## WHAT IS REQUIRED
Below are the records; copy every line in them that holds the string "Nombre".

## EXCERPTED RECORDS
[Start of section]

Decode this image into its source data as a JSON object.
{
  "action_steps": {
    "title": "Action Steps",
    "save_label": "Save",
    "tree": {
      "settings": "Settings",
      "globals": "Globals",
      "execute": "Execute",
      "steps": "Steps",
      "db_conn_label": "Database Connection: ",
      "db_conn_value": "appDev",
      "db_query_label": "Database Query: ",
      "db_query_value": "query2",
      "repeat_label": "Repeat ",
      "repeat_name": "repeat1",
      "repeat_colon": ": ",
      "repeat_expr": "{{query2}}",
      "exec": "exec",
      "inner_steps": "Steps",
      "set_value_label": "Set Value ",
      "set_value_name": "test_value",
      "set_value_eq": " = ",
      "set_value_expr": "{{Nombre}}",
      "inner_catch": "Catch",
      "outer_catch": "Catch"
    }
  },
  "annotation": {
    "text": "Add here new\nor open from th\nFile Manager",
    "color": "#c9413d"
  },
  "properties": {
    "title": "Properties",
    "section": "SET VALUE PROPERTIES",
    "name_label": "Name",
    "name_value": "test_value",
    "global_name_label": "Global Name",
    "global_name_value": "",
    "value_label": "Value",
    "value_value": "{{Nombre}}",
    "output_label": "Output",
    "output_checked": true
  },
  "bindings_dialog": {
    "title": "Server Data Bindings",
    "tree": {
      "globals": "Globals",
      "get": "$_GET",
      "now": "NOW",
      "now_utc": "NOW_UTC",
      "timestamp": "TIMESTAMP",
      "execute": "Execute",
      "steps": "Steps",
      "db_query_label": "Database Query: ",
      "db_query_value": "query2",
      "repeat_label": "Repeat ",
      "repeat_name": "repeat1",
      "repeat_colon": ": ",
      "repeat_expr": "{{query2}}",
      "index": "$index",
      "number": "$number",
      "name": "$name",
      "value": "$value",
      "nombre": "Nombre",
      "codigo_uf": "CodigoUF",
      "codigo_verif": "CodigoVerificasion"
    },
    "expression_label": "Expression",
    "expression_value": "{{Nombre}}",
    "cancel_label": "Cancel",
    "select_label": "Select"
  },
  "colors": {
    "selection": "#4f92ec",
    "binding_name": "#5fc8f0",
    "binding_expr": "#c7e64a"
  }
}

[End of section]

## EXERCISE RESPONSE
      "set_value_expr": "{{Nombre}}",
    "value_value": "{{Nombre}}",
      "nombre": "Nombre",
    "expression_value": "{{Nombre}}",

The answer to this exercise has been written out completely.